Since the student is supposed to know when the task is finished, you want to avoid giving confusing visual cues, like extra pieces. Think about it...if you are putting together a piece of "easy to assemble" furniture...how do you feel if you get it assembled but you still have extra pieces? You probably think you might have missed something? Spend some time checking it over to make sure? I would (maybe it's just my OCD).
The same is true when a student is doing a file folder game and there are extra pieces in the box. Or when they are packaging a task like the tooth care packages above and there are extras of some items, like extra toothpaste. What do they do with them? Did they mess up some of the packages and leave something out? So they go back and check...and back and forth and they don't know when they are finished.
Organize the pieces of the tasks
This one is a little more complicated.
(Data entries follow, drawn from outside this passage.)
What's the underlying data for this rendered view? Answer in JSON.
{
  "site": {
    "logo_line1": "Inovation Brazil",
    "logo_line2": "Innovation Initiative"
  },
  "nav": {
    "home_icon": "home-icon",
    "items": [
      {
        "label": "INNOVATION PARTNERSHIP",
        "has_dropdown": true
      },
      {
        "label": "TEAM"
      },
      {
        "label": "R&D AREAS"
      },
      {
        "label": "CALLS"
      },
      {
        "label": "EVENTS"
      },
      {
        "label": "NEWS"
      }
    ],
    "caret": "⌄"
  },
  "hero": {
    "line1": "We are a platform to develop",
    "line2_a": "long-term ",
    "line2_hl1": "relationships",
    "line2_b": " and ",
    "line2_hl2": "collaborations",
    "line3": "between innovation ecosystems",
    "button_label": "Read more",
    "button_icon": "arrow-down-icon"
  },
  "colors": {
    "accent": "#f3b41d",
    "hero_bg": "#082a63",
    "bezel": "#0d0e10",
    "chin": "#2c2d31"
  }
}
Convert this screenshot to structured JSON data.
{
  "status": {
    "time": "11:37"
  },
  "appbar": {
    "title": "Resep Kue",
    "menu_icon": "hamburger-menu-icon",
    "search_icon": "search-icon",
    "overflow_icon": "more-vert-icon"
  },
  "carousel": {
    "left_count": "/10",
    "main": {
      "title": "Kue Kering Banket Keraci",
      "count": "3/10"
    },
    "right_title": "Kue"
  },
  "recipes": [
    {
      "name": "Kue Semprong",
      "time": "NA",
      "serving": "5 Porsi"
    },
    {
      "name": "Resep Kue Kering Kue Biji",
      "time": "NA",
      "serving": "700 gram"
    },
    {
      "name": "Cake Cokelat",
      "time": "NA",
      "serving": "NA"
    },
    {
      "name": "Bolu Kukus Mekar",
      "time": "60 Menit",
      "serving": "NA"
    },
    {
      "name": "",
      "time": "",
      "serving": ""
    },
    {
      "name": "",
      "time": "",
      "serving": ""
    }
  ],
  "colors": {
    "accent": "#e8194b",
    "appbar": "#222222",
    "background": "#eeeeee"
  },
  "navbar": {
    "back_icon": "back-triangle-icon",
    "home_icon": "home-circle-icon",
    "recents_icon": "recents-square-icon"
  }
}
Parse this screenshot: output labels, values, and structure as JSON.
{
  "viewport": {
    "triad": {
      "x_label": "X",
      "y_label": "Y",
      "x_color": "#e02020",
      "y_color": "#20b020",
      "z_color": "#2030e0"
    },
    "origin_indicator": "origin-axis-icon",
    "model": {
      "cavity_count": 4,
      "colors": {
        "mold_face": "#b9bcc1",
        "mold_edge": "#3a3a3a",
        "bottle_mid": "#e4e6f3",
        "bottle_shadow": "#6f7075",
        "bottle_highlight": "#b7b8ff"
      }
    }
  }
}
One of the elements of making a task visibly clear for the students is to help them know how to complete the task. Many of our students have difficulty with executive functioning skills. This makes it difficult for them to know how to organize tasks when given a pile of material. You can help them with this by organizing the task within the task like the ones below. You don't have to set it out for them, but by putting items in separate bins, you can teach them to lay them out for themselves.
finished work stays together
And finally, this one goes back to allowing the system to answer the question, "How do I know when I'm finished?" I've talked about this one before, but it bears repeating. You want the student to put the work away completed. You don't want them to clean it up when they are done by taking it apart. Why?
You wouldn't ask an employee to fill up the salt shakers and then empty them again...so why would we with work tasks? #TEACCH
A few reasons. First, it's kind of demoralizing to put time and effort into doing something and someone tells you to undo your work. Second, would you ask a worker in a restaurant to fill up the salt shakers and then empty them again? Similarly, you wouldn't ask a student to do his math work and then erase all the answers. Remember that we are using work systems to help our students be successful in school and work situations, so work completion is important.
Along the same lines you don't want the work to fall apart when the student goes to put it away. I once watched a student put a file folder together, put it away in the finished basket. It fell apart (because it didn't have Velcro on the pieces). He picked it up and redid it. Went to put it in the finished basket and it fell apart again. He did this three or four times before I stepped in or he would have kept going.
So, use Velcro, paperclips, and other ways to keep tasks assembled and completed when the student puts it away. That way he'll be putting away a completed product. Would you want your "easy to assemble" furniture to come apart once you finish putting it together?
I'll be back with some more examples of tasks in the next post. In the meantime, if you are looking for task examples, check out the series of Workbasket Wednesday posts.
You might also want to check out our book on Building Independence (affiliate link).
Until next time,